_What the task asks_
All of the entries below are to be copied word for word.
-.-.-
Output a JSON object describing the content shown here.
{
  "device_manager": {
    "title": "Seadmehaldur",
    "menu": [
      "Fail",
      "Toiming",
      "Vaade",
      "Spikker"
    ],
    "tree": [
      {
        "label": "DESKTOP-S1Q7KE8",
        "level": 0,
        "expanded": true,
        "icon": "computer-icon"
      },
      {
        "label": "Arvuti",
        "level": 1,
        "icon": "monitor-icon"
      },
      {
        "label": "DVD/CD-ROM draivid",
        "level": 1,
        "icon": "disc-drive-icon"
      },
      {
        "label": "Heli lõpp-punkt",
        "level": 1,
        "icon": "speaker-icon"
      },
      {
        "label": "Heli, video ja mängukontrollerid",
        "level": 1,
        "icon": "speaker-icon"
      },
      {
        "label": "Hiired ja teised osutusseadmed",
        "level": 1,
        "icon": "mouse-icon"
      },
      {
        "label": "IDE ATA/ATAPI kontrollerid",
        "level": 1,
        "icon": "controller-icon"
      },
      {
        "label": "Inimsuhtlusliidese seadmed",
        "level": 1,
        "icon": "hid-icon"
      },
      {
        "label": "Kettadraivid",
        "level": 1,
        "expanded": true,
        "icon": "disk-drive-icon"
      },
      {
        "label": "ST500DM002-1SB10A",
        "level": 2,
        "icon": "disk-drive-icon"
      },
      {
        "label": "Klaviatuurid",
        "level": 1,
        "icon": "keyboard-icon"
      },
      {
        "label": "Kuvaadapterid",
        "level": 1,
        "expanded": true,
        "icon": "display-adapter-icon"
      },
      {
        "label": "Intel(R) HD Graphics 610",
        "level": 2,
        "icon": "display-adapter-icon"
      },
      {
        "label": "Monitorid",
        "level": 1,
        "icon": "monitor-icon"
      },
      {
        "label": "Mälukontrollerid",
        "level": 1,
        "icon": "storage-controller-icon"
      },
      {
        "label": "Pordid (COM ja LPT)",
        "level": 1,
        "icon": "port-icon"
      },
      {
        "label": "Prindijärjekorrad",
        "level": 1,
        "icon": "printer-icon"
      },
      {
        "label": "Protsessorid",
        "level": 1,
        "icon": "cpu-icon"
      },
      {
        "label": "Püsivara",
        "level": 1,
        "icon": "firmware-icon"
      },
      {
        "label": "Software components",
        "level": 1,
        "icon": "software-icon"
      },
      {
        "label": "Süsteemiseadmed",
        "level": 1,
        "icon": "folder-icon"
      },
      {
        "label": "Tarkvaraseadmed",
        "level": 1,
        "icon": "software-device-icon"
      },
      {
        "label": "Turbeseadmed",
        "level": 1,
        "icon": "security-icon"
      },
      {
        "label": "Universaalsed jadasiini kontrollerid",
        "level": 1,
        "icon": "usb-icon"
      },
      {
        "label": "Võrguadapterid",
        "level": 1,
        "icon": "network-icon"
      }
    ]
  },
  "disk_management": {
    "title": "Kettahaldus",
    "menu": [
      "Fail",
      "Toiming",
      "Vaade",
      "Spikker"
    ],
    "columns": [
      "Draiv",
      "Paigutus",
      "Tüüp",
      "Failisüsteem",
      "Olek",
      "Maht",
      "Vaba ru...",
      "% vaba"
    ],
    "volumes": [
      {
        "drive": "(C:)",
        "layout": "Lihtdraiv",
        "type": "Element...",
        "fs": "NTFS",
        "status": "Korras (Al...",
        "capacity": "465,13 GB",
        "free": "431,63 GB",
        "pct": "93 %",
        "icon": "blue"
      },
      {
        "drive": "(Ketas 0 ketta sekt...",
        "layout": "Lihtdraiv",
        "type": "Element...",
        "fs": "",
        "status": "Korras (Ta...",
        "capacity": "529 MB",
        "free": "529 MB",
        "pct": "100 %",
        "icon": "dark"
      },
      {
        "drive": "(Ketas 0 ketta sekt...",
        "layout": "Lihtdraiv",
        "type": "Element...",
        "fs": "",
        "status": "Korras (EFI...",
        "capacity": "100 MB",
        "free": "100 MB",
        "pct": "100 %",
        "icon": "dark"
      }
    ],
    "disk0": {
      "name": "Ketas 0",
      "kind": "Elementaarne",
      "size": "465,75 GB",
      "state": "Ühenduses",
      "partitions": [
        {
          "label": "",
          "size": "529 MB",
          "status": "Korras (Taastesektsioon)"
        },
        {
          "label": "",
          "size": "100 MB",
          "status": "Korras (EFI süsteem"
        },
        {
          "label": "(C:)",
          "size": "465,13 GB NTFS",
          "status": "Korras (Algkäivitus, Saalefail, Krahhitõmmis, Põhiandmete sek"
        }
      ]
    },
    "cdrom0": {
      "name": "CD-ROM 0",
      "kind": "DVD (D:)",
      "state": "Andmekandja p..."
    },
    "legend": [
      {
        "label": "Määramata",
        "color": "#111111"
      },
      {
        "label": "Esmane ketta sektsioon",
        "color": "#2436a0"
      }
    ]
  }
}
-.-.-
_Problem solution_
Output a JSON object describing the content shown here.
{
  "device_manager": {
    "title": "Seadmehaldur",
    "menu": [
      "Fail",
      "Toiming",
      "Vaade",
      "Spikker"
    ],
    "tree": [
      {
        "label": "DESKTOP-S1Q7KE8",
        "level": 0,
        "expanded": true,
        "icon": "computer-icon"
      },
      {
        "label": "Arvuti",
        "level": 1,
        "icon": "monitor-icon"
      },
      {
        "label": "DVD/CD-ROM draivid",
        "level": 1,
        "icon": "disc-drive-icon"
      },
      {
        "label": "Heli lõpp-punkt",
        "level": 1,
        "icon": "speaker-icon"
      },
      {
        "label": "Heli, video ja mängukontrollerid",
        "level": 1,
        "icon": "speaker-icon"
      },
      {
        "label": "Hiired ja teised osutusseadmed",
        "level": 1,
        "icon": "mouse-icon"
      },
      {
        "label": "IDE ATA/ATAPI kontrollerid",
        "level": 1,
        "icon": "controller-icon"
      },
      {
        "label": "Inimsuhtlusliidese seadmed",
        "level": 1,
        "icon": "hid-icon"
      },
      {
        "label": "Kettadraivid",
        "level": 1,
        "expanded": true,
        "icon": "disk-drive-icon"
      },
      {
        "label": "ST500DM002-1SB10A",
        "level": 2,
        "icon": "disk-drive-icon"
      },
      {
        "label": "Klaviatuurid",
        "level": 1,
        "icon": "keyboard-icon"
      },
      {
        "label": "Kuvaadapterid",
        "level": 1,
        "expanded": true,
        "icon": "display-adapter-icon"
      },
      {
        "label": "Intel(R) HD Graphics 610",
        "level": 2,
        "icon": "display-adapter-icon"
      },
      {
        "label": "Monitorid",
        "level": 1,
        "icon": "monitor-icon"
      },
      {
        "label": "Mälukontrollerid",
        "level": 1,
        "icon": "storage-controller-icon"
      },
      {
        "label": "Pordid (COM ja LPT)",
        "level": 1,
        "icon": "port-icon"
      },
      {
        "label": "Prindijärjekorrad",
        "level": 1,
        "icon": "printer-icon"
      },
      {
        "label": "Protsessorid",
        "level": 1,
        "icon": "cpu-icon"
      },
      {
        "label": "Püsivara",
        "level": 1,
        "icon": "firmware-icon"
      },
      {
        "label": "Software components",
        "level": 1,
        "icon": "software-icon"
      },
      {
        "label": "Süsteemiseadmed",
        "level": 1,
        "icon": "folder-icon"
      },
      {
        "label": "Tarkvaraseadmed",
        "level": 1,
        "icon": "software-device-icon"
      },
      {
        "label": "Turbeseadmed",
        "level": 1,
        "icon": "security-icon"
      },
      {
        "label": "Universaalsed jadasiini kontrollerid",
        "level": 1,
        "icon": "usb-icon"
      },
      {
        "label": "Võrguadapterid",
        "level": 1,
        "icon": "network-icon"
      }
    ]
  },
  "disk_management": {
    "title": "Kettahaldus",
    "menu": [
      "Fail",
      "Toiming",
      "Vaade",
      "Spikker"
    ],
    "columns": [
      "Draiv",
      "Paigutus",
      "Tüüp",
      "Failisüsteem",
      "Olek",
      "Maht",
      "Vaba ru...",
      "% vaba"
    ],
    "volumes": [
      {
        "drive": "(C:)",
        "layout": "Lihtdraiv",
        "type": "Element...",
        "fs": "NTFS",
        "status": "Korras (Al...",
        "capacity": "465,13 GB",
        "free": "431,63 GB",
        "pct": "93 %",
        "icon": "blue"
      },
      {
        "drive": "(Ketas 0 ketta sekt...",
        "layout": "Lihtdraiv",
        "type": "Element...",
        "fs": "",
        "status": "Korras (Ta...",
        "capacity": "529 MB",
        "free": "529 MB",
        "pct": "100 %",
        "icon": "dark"
      },
      {
        "drive": "(Ketas 0 ketta sekt...",
        "layout": "Lihtdraiv",
        "type": "Element...",
        "fs": "",
        "status": "Korras (EFI...",
        "capacity": "100 MB",
        "free": "100 MB",
        "pct": "100 %",
        "icon": "dark"
      }
    ],
    "disk0": {
      "name": "Ketas 0",
      "kind": "Elementaarne",
      "size": "465,75 GB",
      "state": "Ühenduses",
      "partitions": [
        {
          "label": "",
          "size": "529 MB",
          "status": "Korras (Taastesektsioon)"
        },
        {
          "label": "",
          "size": "100 MB",
          "status": "Korras (EFI süsteem"
        },
        {
          "label": "(C:)",
          "size": "465,13 GB NTFS",
          "status": "Korras (Algkäivitus, Saalefail, Krahhitõmmis, Põhiandmete sek"
        }
      ]
    },
    "cdrom0": {
      "name": "CD-ROM 0",
      "kind": "DVD (D:)",
      "state": "Andmekandja p..."
    },
    "legend": [
      {
        "label": "Määramata",
        "color": "#111111"
      },
      {
        "label": "Esmane ketta sektsioon",
        "color": "#2436a0"
      }
    ]
  }
}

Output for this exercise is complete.